Ready to start your adventure abroad but still have trouble meeting the university entry requirements for a subject you’re passionate about? Don’t worry! We have the perfect solution that will get you on the right track! The right foundation degree, a pre-Bachelor’s or pre-Master’s may be the perfect solution you’re looking for.
University pathway programmes usually take 9 months to complete (6 months if opting for intensive track) and are designed to cover diverse learning needs of international students. If you’re not sure what a foundation degree is, read more here.
To attend a degree abroad, here are 3 problems that can be solved by enrolling in a pre-Bachelor’s/Master’s or a foundation degree:
1. Enrolling in a study programme from a different academic system
A lot of students realise that getting in a university may not be as simple as they had initially imagined. Sometimes, even if you have A-level grades in addition to school and work experience, the academic system of the country where you want to study may not match the one in your home country. The most common issues apply to:
- students coming from a non-EU/non-EEA country who want to study in Europe
- students coming from outside the USA or Canada who want to study in North America
- students coming from outside Australia who want to study at a university in this country
If you fall in one of these cases, your academic results might not be fully accepted by the university because your home academic system doesn’t match the one in your chosen study destination.
Universities abroad deal with these academic system differences by offering students one-year foundation courses, which align them to the local education system.
By choosing a pre-Bachelor’s or pre-Master’s course, the transition to a Bachelor’s or Master’s programme in the local academic system is a lot easier. This way you will also avoid the cultural gap and confusion caused by the different teaching methodology.
2. Enrolling when your English level doesn’t meet the standards
International universities require minimum English language scores to ensure that candidates will be able to participate in classes, understand the course content, and complete their assignments.
Language preparation is an important part of any foundation degree, and most universities pride themselves on the quality of their English courses. You can advance your language skills in addition to your academic skills, through conversation classes, projects with peer interaction, or social activities.
You can also look for English exam language preparation courses in an English language school abroad. You can find a lot of options in the UK, USA, Australia, and many other countries all around Europe. There’s plenty of IELTS, C1 Advanced, or TOEFL exam language training courses you can pick from.
3. Enrolling when your grades don’t meet the entry requirements
Many students worry that their grades are too low to get into a good Bachelor’s or Master’s degree abroad. A lot ask if there is any way they can improve their graduation scores, GPA score, etc.

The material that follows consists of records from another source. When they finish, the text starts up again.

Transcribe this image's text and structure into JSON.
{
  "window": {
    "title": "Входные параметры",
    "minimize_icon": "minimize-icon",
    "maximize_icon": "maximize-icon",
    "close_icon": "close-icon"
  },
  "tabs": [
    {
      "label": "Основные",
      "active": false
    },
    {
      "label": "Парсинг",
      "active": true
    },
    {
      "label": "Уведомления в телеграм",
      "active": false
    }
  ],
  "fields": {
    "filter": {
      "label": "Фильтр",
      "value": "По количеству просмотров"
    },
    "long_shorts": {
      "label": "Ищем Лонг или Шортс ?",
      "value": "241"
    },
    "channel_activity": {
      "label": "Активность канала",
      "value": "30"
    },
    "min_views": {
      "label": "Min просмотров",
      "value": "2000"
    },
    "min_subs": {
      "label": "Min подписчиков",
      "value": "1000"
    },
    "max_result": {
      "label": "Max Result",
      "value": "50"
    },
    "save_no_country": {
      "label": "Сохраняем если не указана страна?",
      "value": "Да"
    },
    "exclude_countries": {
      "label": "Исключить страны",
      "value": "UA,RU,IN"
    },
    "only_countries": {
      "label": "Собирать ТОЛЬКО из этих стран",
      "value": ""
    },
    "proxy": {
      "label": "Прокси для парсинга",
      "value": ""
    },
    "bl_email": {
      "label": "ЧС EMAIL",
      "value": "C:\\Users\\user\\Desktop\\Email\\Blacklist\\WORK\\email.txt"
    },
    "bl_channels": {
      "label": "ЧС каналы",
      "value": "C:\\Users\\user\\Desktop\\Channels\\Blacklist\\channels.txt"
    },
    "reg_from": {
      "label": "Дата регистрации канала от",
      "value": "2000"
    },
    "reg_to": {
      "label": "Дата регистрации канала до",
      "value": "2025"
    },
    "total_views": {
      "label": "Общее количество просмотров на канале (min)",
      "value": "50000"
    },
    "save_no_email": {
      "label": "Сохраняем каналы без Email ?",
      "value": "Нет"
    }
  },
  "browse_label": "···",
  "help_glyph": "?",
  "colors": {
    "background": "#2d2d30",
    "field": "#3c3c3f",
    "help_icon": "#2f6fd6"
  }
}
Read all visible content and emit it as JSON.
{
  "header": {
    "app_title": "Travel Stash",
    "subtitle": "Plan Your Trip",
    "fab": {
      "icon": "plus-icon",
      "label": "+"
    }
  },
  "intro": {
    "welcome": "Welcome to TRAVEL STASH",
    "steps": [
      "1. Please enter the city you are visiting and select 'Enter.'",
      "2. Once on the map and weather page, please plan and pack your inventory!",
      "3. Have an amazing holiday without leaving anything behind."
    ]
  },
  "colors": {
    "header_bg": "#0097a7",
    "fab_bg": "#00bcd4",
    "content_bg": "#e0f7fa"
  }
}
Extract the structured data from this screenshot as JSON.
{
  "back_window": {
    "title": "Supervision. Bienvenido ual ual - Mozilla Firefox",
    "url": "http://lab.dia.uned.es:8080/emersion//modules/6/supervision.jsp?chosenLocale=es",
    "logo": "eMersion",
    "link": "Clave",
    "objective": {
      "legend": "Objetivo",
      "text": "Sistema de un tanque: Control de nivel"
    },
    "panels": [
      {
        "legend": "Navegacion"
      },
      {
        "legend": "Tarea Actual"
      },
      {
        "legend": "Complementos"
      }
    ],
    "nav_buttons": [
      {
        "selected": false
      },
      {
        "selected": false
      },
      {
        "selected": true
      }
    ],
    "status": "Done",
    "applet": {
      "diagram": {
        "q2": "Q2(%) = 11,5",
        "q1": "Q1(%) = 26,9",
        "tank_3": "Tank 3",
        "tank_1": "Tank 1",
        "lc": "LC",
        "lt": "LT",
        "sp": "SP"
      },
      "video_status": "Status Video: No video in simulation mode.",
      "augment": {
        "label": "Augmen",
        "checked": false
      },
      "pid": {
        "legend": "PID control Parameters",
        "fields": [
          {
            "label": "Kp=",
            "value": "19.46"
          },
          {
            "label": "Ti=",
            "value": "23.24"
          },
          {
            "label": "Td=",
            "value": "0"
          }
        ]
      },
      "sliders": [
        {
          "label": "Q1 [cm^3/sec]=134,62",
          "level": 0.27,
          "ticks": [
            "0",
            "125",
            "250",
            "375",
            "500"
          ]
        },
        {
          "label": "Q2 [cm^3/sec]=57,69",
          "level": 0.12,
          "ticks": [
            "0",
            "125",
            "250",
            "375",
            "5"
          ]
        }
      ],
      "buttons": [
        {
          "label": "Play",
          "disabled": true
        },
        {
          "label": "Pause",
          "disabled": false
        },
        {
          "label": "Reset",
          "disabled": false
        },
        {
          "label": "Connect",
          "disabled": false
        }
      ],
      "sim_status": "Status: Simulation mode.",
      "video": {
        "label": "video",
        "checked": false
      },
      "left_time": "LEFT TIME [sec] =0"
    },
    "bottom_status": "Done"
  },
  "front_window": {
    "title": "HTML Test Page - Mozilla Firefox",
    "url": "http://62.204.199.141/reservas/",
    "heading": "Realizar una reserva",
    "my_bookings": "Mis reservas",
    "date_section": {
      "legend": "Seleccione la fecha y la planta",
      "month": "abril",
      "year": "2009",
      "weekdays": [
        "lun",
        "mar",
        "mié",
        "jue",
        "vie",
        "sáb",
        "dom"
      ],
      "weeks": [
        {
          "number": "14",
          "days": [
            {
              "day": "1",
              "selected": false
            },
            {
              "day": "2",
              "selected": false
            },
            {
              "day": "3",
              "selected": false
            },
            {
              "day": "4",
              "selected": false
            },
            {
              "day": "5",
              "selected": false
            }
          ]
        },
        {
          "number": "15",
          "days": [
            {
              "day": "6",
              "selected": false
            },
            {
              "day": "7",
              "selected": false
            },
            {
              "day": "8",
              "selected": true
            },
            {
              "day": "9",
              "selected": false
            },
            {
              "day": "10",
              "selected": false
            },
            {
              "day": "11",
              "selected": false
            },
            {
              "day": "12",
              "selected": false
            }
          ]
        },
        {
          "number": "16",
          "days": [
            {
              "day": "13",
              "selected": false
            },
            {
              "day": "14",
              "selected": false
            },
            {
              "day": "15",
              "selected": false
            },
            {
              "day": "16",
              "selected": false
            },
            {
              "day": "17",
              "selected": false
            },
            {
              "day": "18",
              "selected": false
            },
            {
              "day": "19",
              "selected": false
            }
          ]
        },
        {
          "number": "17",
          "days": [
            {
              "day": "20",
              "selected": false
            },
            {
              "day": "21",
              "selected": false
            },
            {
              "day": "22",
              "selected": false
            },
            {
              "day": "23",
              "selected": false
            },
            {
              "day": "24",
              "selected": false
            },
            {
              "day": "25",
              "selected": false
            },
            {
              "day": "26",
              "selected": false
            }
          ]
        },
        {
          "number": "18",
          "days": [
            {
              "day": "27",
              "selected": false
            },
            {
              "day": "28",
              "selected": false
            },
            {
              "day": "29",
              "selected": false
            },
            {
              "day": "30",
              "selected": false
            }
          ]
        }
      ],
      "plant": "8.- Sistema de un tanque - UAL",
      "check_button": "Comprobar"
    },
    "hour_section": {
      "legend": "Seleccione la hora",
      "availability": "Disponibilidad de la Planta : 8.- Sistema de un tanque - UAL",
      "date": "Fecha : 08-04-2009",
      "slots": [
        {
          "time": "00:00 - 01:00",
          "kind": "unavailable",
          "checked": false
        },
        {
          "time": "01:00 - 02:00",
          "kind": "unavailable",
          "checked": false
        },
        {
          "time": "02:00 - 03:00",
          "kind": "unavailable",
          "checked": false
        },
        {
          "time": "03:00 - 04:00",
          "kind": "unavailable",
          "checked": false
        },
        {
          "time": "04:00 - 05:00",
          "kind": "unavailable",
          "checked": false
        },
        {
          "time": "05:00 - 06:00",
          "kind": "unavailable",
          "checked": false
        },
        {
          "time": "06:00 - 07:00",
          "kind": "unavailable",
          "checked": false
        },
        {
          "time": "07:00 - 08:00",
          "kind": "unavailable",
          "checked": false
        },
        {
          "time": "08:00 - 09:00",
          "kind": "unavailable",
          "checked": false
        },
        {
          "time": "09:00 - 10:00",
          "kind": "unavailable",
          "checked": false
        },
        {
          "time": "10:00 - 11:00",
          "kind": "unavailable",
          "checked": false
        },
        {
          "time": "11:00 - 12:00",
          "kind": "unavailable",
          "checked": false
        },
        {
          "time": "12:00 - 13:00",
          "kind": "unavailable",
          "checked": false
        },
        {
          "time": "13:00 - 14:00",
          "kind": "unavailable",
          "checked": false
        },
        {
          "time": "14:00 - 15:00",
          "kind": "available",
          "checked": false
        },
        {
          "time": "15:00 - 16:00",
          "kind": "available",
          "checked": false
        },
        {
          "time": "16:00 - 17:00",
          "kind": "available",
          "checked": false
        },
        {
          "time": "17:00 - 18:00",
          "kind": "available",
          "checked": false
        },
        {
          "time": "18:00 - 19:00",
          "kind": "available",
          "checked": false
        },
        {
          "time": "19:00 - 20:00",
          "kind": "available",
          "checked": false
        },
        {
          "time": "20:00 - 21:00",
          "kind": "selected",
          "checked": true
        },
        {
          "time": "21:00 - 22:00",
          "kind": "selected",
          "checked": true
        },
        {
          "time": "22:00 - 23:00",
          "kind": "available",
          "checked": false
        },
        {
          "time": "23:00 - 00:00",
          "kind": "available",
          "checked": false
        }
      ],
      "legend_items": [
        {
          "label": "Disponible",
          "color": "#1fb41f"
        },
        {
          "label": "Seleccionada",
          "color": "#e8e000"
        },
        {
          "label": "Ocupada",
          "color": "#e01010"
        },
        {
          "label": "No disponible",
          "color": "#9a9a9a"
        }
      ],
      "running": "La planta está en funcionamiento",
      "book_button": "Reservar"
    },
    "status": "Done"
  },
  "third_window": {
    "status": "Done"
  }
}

Indeed, there are enough higher education institutions that require A-level grades, which aren’t met by all international students.
Universities can be flexible with their programme entry requirements if you can prove you have skills or experience that compensate for lower grades. A few ways of convincing the university that you have what it takes to attend a programme include:
- consider work experience in the field you plan to pursue, such as a six-month internship
- volunteering work is also a good plus, especially if done in your (academic) area
- a perfectly written motivation letter may prove your maturity level and commitment
- short-course certificates
However, another effective way of bridging the gap between course requirements and your current academic level is taking a university preparation programme. Universities offer foundation training that covers the basic academic knowledge, ensuring you have what you need to enrol in a degree from that university.
Some universities offer foundation studies integrated with undergraduate degrees at the same university (i.e. you study for 4 years, instead of 3). This way, you can start the Bachelor’s degree right after completing the introductory foundation year.
Make sure you choose a pre-university course matching the subject you wish to pursue for your higher degree studies. There’s a lot to pick from like pre-law degrees, pre-medicine courses, pre-MBAs, pre-registration nursing, as well as foundations in engineering, social science, or education.
Foundation degree completion rates are high, and teachers do everything they can to keep you on track.
Build a foundation for your future
Foundation courses and pre-Bachelors/pre-Masters don’t guarantee you’ll get accepted to a specific university — for example, Ivy League colleges and the best international universities have very high standards — but they do increase your chances. You should do your research and pick a study course that realistically fits your level, interests, and goals.
With a foundation degree, you get the same educational benefits as any regular degree student: advanced academic skills, better English speaking, access to an international student community, top libraries and IT facilities, and much more. Break academic borders with an international foundation year that will open the way to pursue your ambitious career goals!